Standard
17th Century Maps, 18th Century Maps, Copperplate, Engraving, Maps

Atlas Coelestis seu Harmonia Macrocosmica

Today we are featuring a recent addition to our inventory- several celestial maps from “Atlas Coelestis seu Harmonia Macrocosmica”, one of the finest 17th century Dutch celestial atlases produced. First published in 1661 by Andreas Cellarius, the copperplates were later reissued by Pieter Schenk and Gerard Valk in 1708. The “Harmonia Macrocosmica” represents the high point of not just Dutch celestial maps, but all artistic renditions of the celestial skies.

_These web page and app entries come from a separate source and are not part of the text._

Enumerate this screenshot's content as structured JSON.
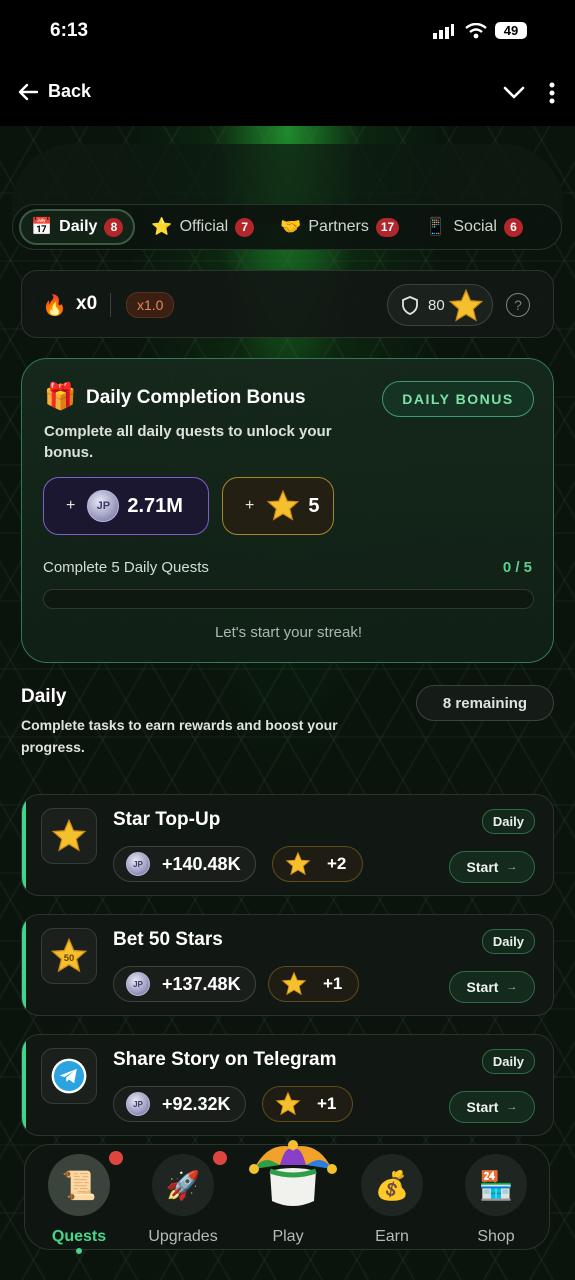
{
  "status": {
    "time": "6:13",
    "battery": "49"
  },
  "nav": {
    "back_label": "Back"
  },
  "tabs": [
    {
      "label": "Daily",
      "count": "8",
      "icon": "calendar-icon"
    },
    {
      "label": "Official",
      "count": "7",
      "icon": "star-icon"
    },
    {
      "label": "Partners",
      "count": "17",
      "icon": "handshake-icon"
    },
    {
      "label": "Social",
      "count": "6",
      "icon": "phone-icon"
    }
  ],
  "streak": {
    "count": "x0",
    "multiplier": "x1.0",
    "shield_value": "80"
  },
  "bonus": {
    "title": "Daily Completion Bonus",
    "button": "DAILY BONUS",
    "description": "Complete all daily quests to unlock your bonus.",
    "plus": "+",
    "jp_value": "2.71M",
    "star_value": "5",
    "progress_label": "Complete 5 Daily Quests",
    "progress_count": "0 / 5",
    "progress": 0,
    "footer": "Let's start your streak!"
  },
  "section": {
    "title": "Daily",
    "description": "Complete tasks to earn rewards and boost your progress.",
    "remaining": "8 remaining"
  },
  "coin_glyph": "JP",
  "quests": [
    {
      "title": "Star Top-Up",
      "badge": "Daily",
      "coins": "+140.48K",
      "stars": "+2",
      "action": "Start",
      "arrow": "→",
      "icon": "star-icon"
    },
    {
      "title": "Bet 50 Stars",
      "badge": "Daily",
      "coins": "+137.48K",
      "stars": "+1",
      "action": "Start",
      "arrow": "→",
      "icon": "star-50-icon"
    },
    {
      "title": "Share Story on Telegram",
      "badge": "Daily",
      "coins": "+92.32K",
      "stars": "+1",
      "action": "Start",
      "arrow": "→",
      "icon": "telegram-icon"
    }
  ],
  "bottom_nav": [
    {
      "label": "Quests",
      "active": true
    },
    {
      "label": "Upgrades",
      "active": false
    },
    {
      "label": "Play",
      "active": false
    },
    {
      "label": "Earn",
      "active": false
    },
    {
      "label": "Shop",
      "active": false
    }
  ],
  "colors": {
    "accent": "#46d68a",
    "badge_red": "#b3262b",
    "gold": "#f5c02e"
  }
}
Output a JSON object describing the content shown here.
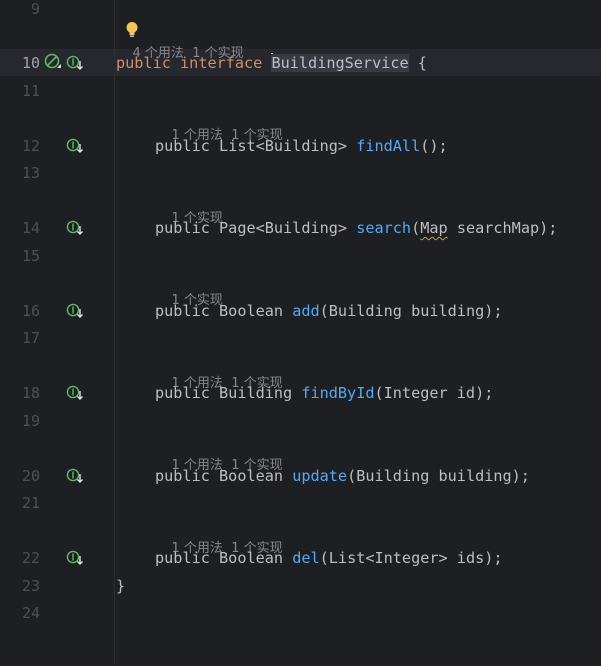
{
  "editor": {
    "line_numbers": [
      "9",
      "10",
      "11",
      "12",
      "13",
      "14",
      "15",
      "16",
      "17",
      "18",
      "19",
      "20",
      "21",
      "22",
      "23",
      "24"
    ],
    "hints": {
      "interface_usages": "4 个用法",
      "interface_impls": "1 个实现",
      "usage_1": "1 个用法",
      "impl_1": "1 个实现"
    },
    "code": {
      "interface_line": {
        "modifier": "public",
        "keyword": "interface",
        "name": "BuildingService",
        "brace": " {"
      },
      "findAll": {
        "modifier": "public",
        "type": "List<Building>",
        "name": "findAll",
        "params": "();"
      },
      "search": {
        "modifier": "public",
        "type": "Page<Building>",
        "name": "search",
        "param_type": "Map",
        "param_rest": " searchMap);"
      },
      "add": {
        "modifier": "public",
        "type": "Boolean",
        "name": "add",
        "params": "(Building building);"
      },
      "findById": {
        "modifier": "public",
        "type": "Building",
        "name": "findById",
        "params": "(Integer id);"
      },
      "update": {
        "modifier": "public",
        "type": "Boolean",
        "name": "update",
        "params": "(Building building);"
      },
      "del": {
        "modifier": "public",
        "type": "Boolean",
        "name": "del",
        "params": "(List<Integer> ids);"
      },
      "closing_brace": "}"
    },
    "icons": {
      "implemented": "implemented-gutter-icon",
      "no_impl": "interface-icon",
      "bulb": "lightbulb-icon"
    },
    "colors": {
      "background": "#1e1f22",
      "keyword": "#cf8e6d",
      "method": "#56a8f5",
      "text": "#bcbec4",
      "hint": "#86888e",
      "gutter_icon": "#5fb865"
    }
  }
}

Renowned for its extensive and magnificent detailing, the maps offer numerous allegorical scenes of classical astronomers, globes, instruments, and representations of ancient Greek constellations, all in ornate Baroque-style renderings. The first 21 plates in this double page atlas offer a historical survey of the cosmological theories. They illustrate the motions of the sun and planets, according to masters of scientific inquiry such as  Ptolemy, Copernicus, and Tycho Brahe.

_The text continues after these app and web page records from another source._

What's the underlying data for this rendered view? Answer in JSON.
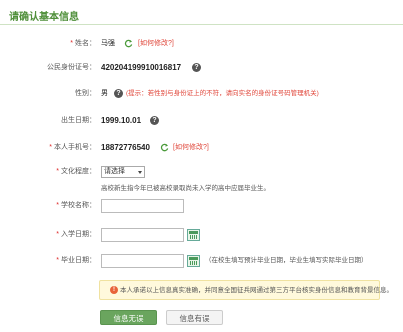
{
  "header": {
    "title": "请确认基本信息"
  },
  "name": {
    "label": "姓名：",
    "value": "马强",
    "edit_link": "[如何修改?]"
  },
  "id_number": {
    "label": "公民身份证号：",
    "value": "420204199910016817"
  },
  "gender": {
    "label": "性别：",
    "value": "男",
    "hint": "(提示：若性别与身份证上的不符，请向实名的身份证号码管理机关)"
  },
  "birth": {
    "label": "出生日期：",
    "value": "1999.10.01"
  },
  "phone": {
    "label": "本人手机号：",
    "value": "18872776540",
    "edit_link": "[如何修改?]"
  },
  "education": {
    "label": "文化程度：",
    "selected": "请选择",
    "note": "高校新生指今年已被高校录取尚未入学的高中应届毕业生。"
  },
  "school": {
    "label": "学校名称：",
    "value": ""
  },
  "enroll_date": {
    "label": "入学日期：",
    "value": ""
  },
  "grad_date": {
    "label": "毕业日期：",
    "value": "",
    "note": "（在校生填写预计毕业日期，毕业生填写实际毕业日期）"
  },
  "notice": {
    "text": "本人承诺以上信息真实准确，并同意全国征兵网通过第三方平台核实身份信息和教育背景信息。"
  },
  "buttons": {
    "confirm": "信息无误",
    "edit": "信息有误"
  },
  "colors": {
    "accent": "#6aa55e",
    "title": "#4f8f3a",
    "link": "#e0463a"
  }
}
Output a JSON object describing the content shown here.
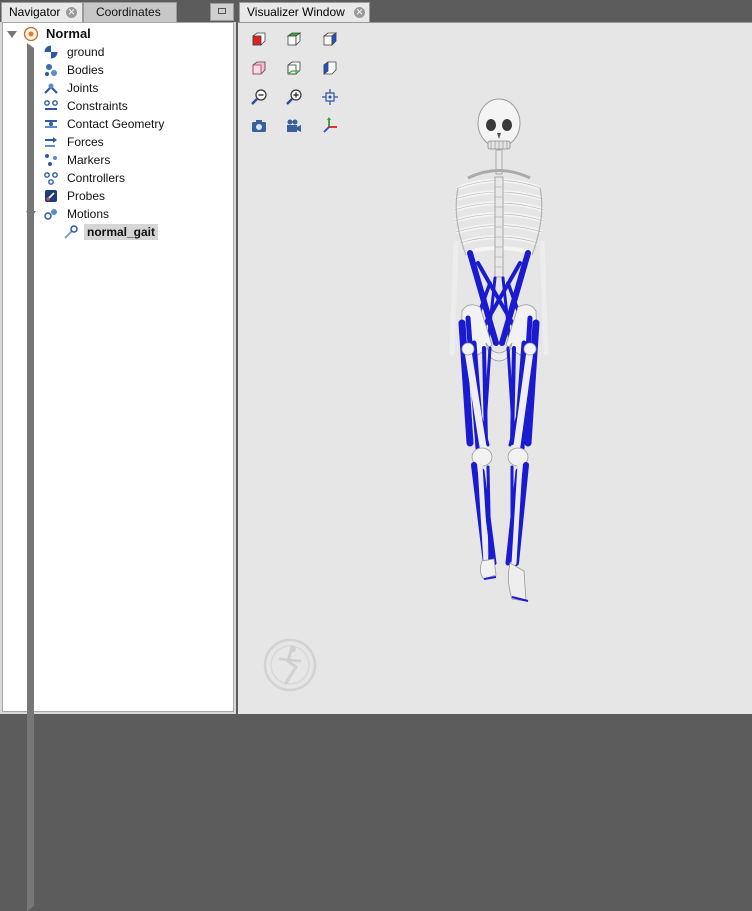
{
  "navigator_tabs": {
    "navigator": "Navigator",
    "coordinates": "Coordinates"
  },
  "visualizer_tab": {
    "title": "Visualizer Window"
  },
  "tree": {
    "root": "Normal",
    "items": {
      "ground": "ground",
      "bodies": "Bodies",
      "joints": "Joints",
      "constraints": "Constraints",
      "contact_geometry": "Contact Geometry",
      "forces": "Forces",
      "markers": "Markers",
      "controllers": "Controllers",
      "probes": "Probes",
      "motions": "Motions",
      "normal_gait": "normal_gait"
    }
  },
  "toolbar_icons": [
    "front-view-icon",
    "top-view-icon",
    "right-view-icon",
    "back-view-icon",
    "bottom-view-icon",
    "left-view-icon",
    "zoom-out-icon",
    "zoom-in-icon",
    "fit-view-icon",
    "snapshot-icon",
    "record-movie-icon",
    "axes-icon"
  ],
  "colors": {
    "muscle": "#1a1ad0",
    "bone": "#f2f2f2",
    "background": "#e6e6e6",
    "panel": "#d9d9d9"
  }
}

The last 8 plates constitute celestial hemispheres and planispheres, and depict constellations. These plates are the most ornate of all, the level of artistic detail surpassing all other celestial atlases. Consequently, these last eight plates are the most collectible.

 

The “Harmonia Macrocosmica” represents the apex of celestial map design, however it lacks in scientific information. It was based largely on the existing work of scientists, and contributed nothing new of scientific worth. With the perfection of the telescope not soon after, the artistic flourishes in celestial map design soon took a backseat to accuracy and methodical exactness. While the beauty of the Cellarius atlas has rarely been superseded, it was quickly disregarded in favor of unassuming, but more accurate, maps.

We have the following maps from this atlas, all handcolored copper plate engravings published in 1708 by Schenk and Valk. The maps feature original full-wash color in the hemisphere and a pale green wash over the surrounding vignettes.

 

1. Haemisphaeria Sphaerarum Rectae et Obliquae Utriusque, Motus et Longitudines Tam Coelestes Quam Terrestres ac Stellarum Affectiones Monsrantia. 

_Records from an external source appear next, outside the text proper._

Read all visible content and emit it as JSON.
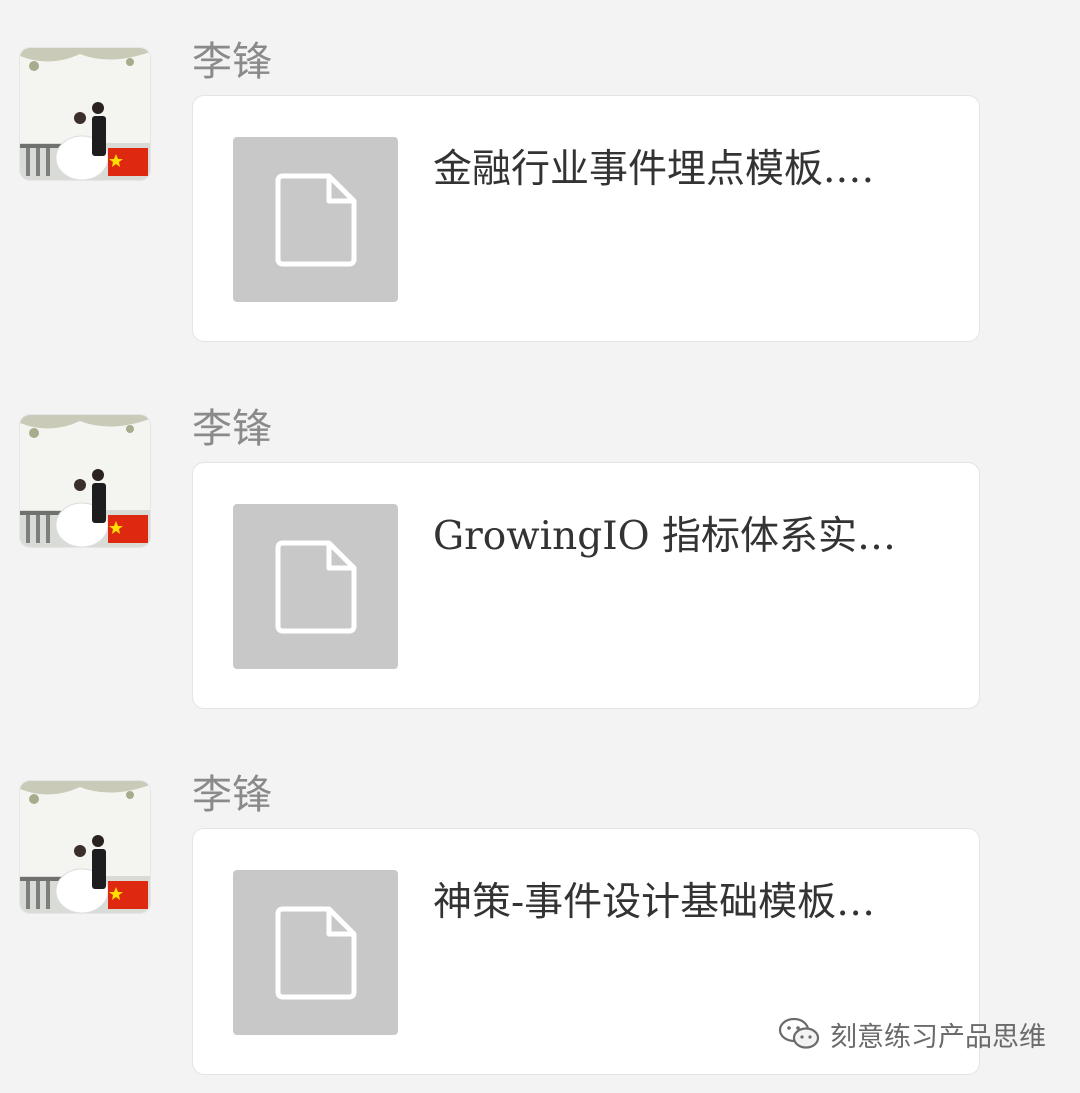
{
  "messages": [
    {
      "sender": "李锋",
      "file_name": "金融行业事件埋点模板.…",
      "file_icon": "document-icon"
    },
    {
      "sender": "李锋",
      "file_name": "GrowingIO 指标体系实…",
      "file_icon": "document-icon"
    },
    {
      "sender": "李锋",
      "file_name": "神策-事件设计基础模板…",
      "file_icon": "document-icon"
    }
  ],
  "watermark": {
    "icon": "wechat-icon",
    "text": "刻意练习产品思维"
  },
  "colors": {
    "background": "#f3f3f3",
    "card": "#ffffff",
    "thumb": "#c8c8c8",
    "sender_text": "#8a8a8a",
    "file_text": "#333333"
  }
}
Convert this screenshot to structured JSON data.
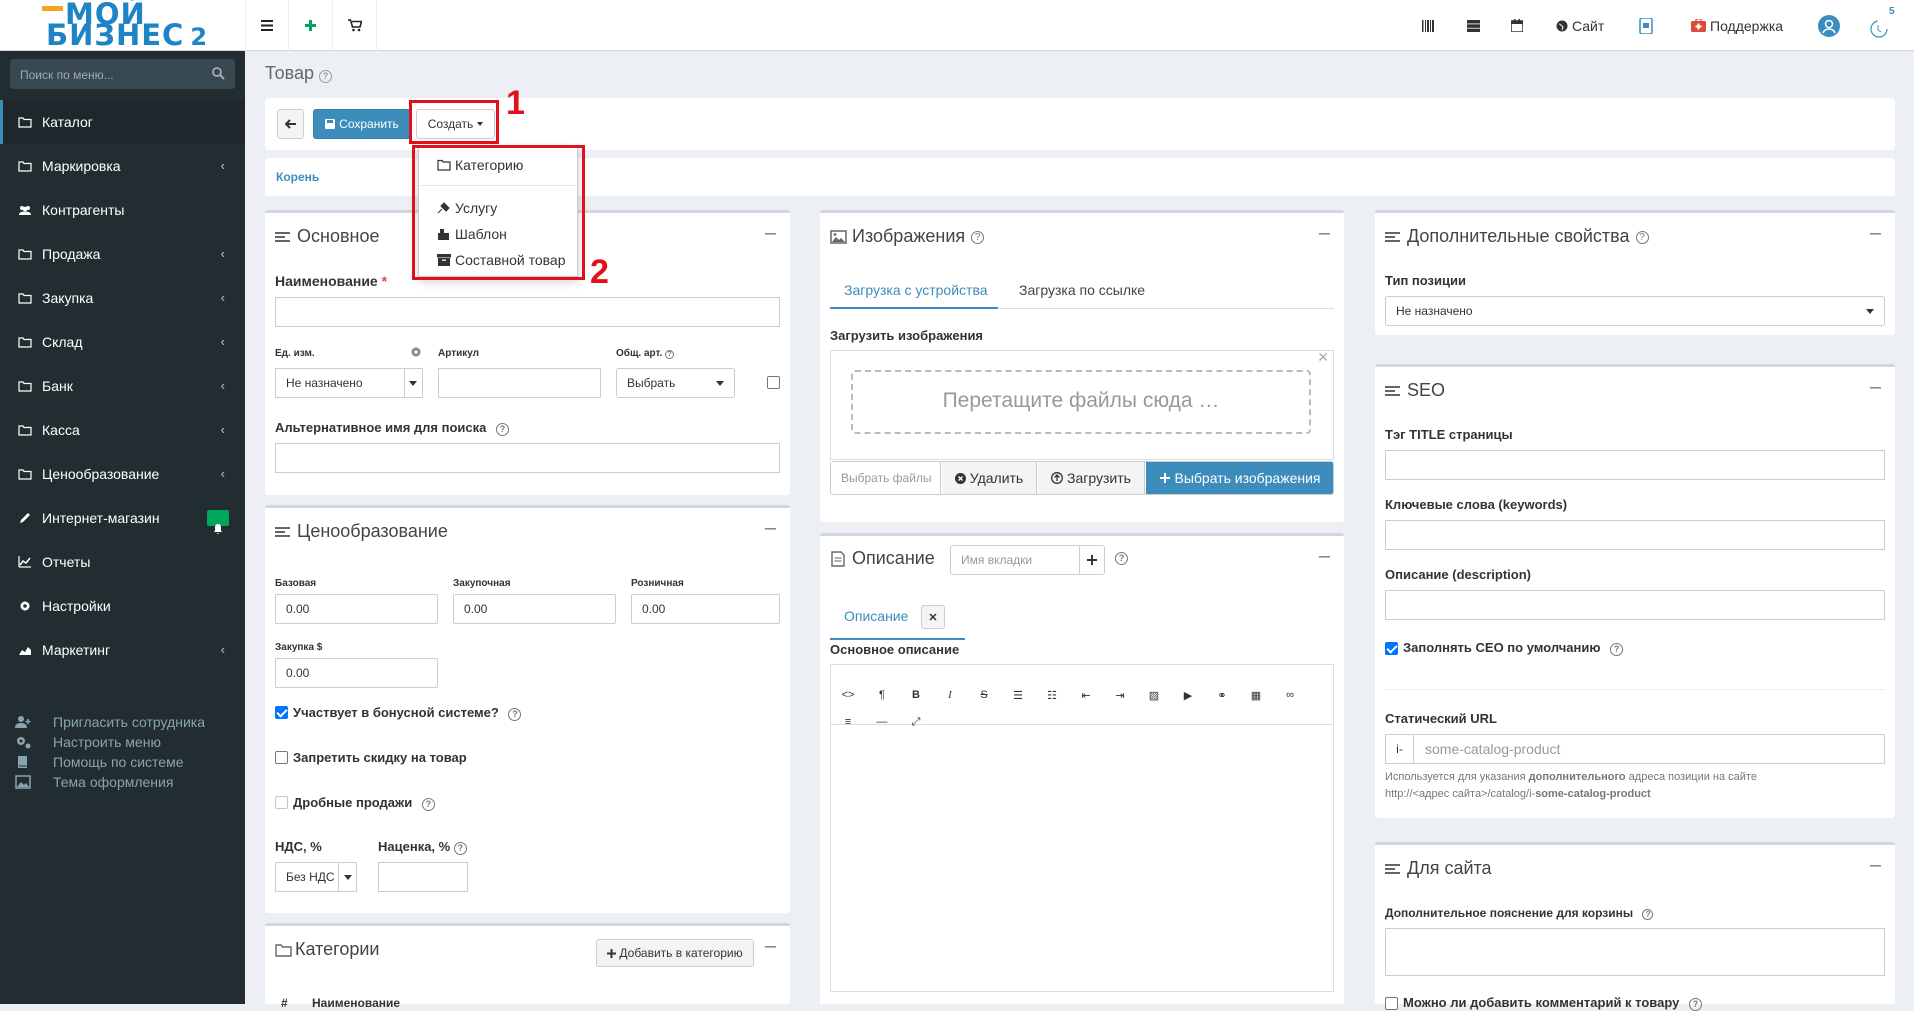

A map depicting the locations of stars and planets according to the upright (ecliptic) and oblique (equatorial) coordination systems.

 

2. Hemisphaerium Stellatum Boreale Antiquum.

A fine celestial chart depicting the constellations of the Northern Sky as viewed from Earth.

 

3. Hemisphaerium Stellatum Australe Antiquum.

A beautiful celestial chart depicting the ancient Greek constellations of the southern hemisphere in classical form.

 

4. Hemisphaerium Scenographicum Australe Coeli Stellati et Terrae.

A celestial chart depicting the constellations of the Southern Sky, set over a map showing the South Pole and southern South America and Africa.

 

5. Hemisphaerii Borealis Coli et Terrae Sphaeri Casceno Graphia.

A handsome celestial chart depicting the constellations of the northern hemisphere in classical form.

All of these maps can be bought and viewed on our website here or in our Washington, DC gallery, located in the heart of historic Georgetown.

Standard